● **WHAT TO PRODUCE**: Each of the records below must be reproduced verbatim.
^^^^
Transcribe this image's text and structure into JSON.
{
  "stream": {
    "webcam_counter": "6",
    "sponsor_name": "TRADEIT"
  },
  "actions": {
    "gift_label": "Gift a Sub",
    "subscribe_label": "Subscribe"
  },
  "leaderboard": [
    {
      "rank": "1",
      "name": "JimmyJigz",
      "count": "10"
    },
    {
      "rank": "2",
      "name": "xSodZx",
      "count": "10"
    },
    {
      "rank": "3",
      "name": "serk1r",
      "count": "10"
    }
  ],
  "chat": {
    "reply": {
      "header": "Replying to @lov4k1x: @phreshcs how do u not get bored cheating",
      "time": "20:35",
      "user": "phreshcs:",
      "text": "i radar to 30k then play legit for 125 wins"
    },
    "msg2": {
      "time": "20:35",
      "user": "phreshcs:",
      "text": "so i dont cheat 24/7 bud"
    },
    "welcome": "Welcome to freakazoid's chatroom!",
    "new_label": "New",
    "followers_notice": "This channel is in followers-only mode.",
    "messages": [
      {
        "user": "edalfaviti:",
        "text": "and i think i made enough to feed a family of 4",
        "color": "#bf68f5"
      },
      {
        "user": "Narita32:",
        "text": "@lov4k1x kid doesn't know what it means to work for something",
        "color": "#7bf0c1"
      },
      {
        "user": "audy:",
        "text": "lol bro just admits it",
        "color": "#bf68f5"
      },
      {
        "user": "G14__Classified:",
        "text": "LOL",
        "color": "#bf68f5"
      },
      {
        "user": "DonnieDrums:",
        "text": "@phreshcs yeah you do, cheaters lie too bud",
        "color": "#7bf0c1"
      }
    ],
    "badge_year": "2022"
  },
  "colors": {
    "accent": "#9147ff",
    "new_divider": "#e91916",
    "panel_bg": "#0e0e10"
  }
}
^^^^
● **SOLVED PROBLEM**:
Transcribe this image's text and structure into JSON.
{
  "stream": {
    "webcam_counter": "6",
    "sponsor_name": "TRADEIT"
  },
  "actions": {
    "gift_label": "Gift a Sub",
    "subscribe_label": "Subscribe"
  },
  "leaderboard": [
    {
      "rank": "1",
      "name": "JimmyJigz",
      "count": "10"
    },
    {
      "rank": "2",
      "name": "xSodZx",
      "count": "10"
    },
    {
      "rank": "3",
      "name": "serk1r",
      "count": "10"
    }
  ],
  "chat": {
    "reply": {
      "header": "Replying to @lov4k1x: @phreshcs how do u not get bored cheating",
      "time": "20:35",
      "user": "phreshcs:",
      "text": "i radar to 30k then play legit for 125 wins"
    },
    "msg2": {
      "time": "20:35",
      "user": "phreshcs:",
      "text": "so i dont cheat 24/7 bud"
    },
    "welcome": "Welcome to freakazoid's chatroom!",
    "new_label": "New",
    "followers_notice": "This channel is in followers-only mode.",
    "messages": [
      {
        "user": "edalfaviti:",
        "text": "and i think i made enough to feed a family of 4",
        "color": "#bf68f5"
      },
      {
        "user": "Narita32:",
        "text": "@lov4k1x kid doesn't know what it means to work for something",
        "color": "#7bf0c1"
      },
      {
        "user": "audy:",
        "text": "lol bro just admits it",
        "color": "#bf68f5"
      },
      {
        "user": "G14__Classified:",
        "text": "LOL",
        "color": "#bf68f5"
      },
      {
        "user": "DonnieDrums:",
        "text": "@phreshcs yeah you do, cheaters lie too bud",
        "color": "#7bf0c1"
      }
    ],
    "badge_year": "2022"
  },
  "colors": {
    "accent": "#9147ff",
    "new_divider": "#e91916",
    "panel_bg": "#0e0e10"
  }
}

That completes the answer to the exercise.